The two suggested, however, they could oppose Loretta Lynch's nomination regardless of the timing based on her position on Obama's forthcoming executive action on immigration. They said an attorney general must have a "full and complete commitment to the law."

"Loretta Lynch deserves the opportunity to demonstrate those qualities, beginning with a statement whether or not she believes the President’s executive amnesty plans are constitutional and legal," they said. 

Republicans are slated to take control of the upper chamber when the new session begins in January. However, lawmakers will return for the final few months of businesses of the current session next week. Democrats have not yet outlined the timing for Lynch's confirmation. 

Senate Minority Leader Mitch McConnellAddison (Mitch) Mitchell McConnellThe Hill's 12:30 Report: Trump orders more troops to Mideast amid Iran tensions What if 2020 election is disputed? Immigration bills move forward amid political upheaval MORE (R-Ky.) has also said the nomination should be handled in the next Congress. 

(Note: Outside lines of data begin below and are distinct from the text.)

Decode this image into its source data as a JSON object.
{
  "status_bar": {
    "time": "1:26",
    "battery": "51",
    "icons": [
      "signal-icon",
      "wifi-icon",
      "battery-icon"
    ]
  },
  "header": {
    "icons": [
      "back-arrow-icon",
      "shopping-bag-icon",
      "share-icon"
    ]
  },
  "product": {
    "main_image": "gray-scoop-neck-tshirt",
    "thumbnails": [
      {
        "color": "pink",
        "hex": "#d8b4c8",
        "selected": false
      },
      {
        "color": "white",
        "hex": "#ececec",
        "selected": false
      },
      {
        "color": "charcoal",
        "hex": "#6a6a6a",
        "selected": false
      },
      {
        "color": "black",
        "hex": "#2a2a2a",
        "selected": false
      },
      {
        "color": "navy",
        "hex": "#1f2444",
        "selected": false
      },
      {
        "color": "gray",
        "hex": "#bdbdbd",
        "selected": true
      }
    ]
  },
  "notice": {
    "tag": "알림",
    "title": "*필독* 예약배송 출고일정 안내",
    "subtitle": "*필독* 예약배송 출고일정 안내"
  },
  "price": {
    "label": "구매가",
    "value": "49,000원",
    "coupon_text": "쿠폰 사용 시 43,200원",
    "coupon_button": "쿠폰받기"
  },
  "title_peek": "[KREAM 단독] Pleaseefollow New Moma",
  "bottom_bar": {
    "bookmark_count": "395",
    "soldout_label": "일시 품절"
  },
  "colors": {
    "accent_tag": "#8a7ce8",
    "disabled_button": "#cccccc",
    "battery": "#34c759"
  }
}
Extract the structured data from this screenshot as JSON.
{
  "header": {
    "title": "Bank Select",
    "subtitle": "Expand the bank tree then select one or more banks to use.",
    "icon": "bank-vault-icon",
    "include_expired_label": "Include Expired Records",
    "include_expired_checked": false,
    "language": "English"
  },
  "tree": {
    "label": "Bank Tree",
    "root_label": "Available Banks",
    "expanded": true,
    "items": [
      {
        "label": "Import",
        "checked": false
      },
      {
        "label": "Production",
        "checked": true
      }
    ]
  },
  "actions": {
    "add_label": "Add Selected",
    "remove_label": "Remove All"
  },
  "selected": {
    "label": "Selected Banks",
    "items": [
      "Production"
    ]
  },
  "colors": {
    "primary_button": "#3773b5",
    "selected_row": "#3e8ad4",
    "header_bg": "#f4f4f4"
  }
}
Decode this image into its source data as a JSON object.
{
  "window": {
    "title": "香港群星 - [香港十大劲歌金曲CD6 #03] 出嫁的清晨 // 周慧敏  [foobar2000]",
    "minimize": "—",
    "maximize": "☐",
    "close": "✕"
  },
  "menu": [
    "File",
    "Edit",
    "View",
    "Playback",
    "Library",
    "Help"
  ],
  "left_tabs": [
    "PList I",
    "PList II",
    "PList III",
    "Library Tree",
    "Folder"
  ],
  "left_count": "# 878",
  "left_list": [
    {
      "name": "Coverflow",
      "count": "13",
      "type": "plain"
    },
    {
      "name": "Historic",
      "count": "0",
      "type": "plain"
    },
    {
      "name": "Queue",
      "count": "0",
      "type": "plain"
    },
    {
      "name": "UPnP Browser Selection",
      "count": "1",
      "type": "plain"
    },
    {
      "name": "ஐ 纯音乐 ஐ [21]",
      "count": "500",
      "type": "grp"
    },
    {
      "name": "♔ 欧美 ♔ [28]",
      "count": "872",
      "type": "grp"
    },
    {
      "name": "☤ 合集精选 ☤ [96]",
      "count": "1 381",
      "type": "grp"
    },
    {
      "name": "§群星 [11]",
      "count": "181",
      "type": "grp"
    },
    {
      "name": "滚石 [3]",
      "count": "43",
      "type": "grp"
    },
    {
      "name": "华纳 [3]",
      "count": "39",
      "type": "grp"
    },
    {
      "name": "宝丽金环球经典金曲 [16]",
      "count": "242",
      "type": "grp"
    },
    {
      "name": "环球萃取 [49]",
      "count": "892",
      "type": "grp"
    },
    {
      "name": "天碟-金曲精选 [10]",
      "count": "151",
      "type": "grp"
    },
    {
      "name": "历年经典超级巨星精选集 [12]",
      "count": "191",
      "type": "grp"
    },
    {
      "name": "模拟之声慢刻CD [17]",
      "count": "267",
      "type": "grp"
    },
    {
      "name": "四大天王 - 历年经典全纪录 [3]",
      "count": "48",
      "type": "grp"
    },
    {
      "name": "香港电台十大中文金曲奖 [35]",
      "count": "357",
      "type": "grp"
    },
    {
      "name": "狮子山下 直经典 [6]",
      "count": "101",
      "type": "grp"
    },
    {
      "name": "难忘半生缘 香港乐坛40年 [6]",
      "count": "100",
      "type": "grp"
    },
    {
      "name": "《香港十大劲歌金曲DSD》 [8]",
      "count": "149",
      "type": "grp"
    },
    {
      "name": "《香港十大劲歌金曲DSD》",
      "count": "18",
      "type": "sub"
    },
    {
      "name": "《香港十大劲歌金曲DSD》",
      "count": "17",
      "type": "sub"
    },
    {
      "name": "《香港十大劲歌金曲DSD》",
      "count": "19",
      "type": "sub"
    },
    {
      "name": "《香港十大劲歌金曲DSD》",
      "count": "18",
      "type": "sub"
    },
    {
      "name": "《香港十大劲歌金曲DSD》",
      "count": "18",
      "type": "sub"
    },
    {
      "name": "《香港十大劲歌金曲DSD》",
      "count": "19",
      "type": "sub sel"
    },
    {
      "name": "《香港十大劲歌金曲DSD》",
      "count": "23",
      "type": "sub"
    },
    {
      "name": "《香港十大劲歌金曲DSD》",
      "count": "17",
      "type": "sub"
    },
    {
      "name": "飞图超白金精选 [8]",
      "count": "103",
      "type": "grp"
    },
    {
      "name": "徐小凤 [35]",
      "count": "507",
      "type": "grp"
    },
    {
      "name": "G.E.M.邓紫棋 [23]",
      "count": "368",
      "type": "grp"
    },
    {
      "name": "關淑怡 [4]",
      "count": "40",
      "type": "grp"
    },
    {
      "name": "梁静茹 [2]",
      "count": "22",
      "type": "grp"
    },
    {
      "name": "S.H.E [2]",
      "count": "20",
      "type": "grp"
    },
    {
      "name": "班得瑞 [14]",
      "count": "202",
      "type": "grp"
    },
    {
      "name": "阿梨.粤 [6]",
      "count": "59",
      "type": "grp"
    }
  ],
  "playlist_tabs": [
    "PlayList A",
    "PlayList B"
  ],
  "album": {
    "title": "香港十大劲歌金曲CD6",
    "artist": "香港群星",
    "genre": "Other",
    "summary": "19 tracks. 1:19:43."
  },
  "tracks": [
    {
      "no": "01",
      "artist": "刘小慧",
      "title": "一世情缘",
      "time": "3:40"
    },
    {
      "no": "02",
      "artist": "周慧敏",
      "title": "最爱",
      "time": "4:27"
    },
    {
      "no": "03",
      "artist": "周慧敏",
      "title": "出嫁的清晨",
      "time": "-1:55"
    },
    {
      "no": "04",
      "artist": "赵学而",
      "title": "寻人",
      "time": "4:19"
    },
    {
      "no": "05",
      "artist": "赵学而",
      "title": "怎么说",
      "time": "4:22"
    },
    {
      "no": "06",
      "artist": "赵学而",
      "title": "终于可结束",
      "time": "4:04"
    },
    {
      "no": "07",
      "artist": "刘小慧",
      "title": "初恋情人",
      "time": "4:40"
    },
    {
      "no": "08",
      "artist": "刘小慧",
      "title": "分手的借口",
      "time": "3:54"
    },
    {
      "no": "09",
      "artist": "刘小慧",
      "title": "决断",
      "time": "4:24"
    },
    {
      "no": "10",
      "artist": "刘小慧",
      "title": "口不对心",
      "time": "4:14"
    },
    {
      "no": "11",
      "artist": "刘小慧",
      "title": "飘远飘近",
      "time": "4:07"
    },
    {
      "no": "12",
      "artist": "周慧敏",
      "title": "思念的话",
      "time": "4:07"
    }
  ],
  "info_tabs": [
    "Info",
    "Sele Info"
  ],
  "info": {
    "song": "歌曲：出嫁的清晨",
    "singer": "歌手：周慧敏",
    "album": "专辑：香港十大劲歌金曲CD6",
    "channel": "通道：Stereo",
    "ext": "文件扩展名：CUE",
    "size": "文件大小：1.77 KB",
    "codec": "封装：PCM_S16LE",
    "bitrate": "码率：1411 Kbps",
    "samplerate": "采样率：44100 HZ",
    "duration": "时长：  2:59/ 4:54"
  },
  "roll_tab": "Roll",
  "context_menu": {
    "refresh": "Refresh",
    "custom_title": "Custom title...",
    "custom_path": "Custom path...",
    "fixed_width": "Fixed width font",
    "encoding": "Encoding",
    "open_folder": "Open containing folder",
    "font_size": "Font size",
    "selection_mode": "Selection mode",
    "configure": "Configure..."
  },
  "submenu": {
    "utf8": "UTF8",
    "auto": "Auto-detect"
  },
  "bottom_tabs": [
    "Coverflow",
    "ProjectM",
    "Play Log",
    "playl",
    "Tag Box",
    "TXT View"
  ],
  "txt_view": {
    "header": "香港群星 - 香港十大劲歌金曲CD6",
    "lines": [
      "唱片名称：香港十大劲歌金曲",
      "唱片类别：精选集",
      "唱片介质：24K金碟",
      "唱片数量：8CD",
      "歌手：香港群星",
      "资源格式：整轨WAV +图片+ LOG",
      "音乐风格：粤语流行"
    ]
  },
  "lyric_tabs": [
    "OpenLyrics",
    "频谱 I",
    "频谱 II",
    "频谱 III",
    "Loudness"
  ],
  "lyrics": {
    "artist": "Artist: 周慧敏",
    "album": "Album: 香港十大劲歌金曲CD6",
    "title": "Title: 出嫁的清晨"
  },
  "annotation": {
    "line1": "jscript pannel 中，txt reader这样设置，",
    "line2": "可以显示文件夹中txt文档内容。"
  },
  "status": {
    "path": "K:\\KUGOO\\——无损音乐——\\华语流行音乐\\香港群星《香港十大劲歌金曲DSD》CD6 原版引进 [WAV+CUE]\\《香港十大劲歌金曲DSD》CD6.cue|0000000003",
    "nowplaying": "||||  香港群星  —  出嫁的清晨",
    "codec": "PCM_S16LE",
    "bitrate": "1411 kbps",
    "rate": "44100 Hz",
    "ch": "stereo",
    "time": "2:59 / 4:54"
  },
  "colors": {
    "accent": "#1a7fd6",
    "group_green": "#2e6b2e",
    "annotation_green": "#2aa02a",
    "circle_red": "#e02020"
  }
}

A host of other nominations, a spending bill, and other legislation are already expected to be taken up in the lame duck.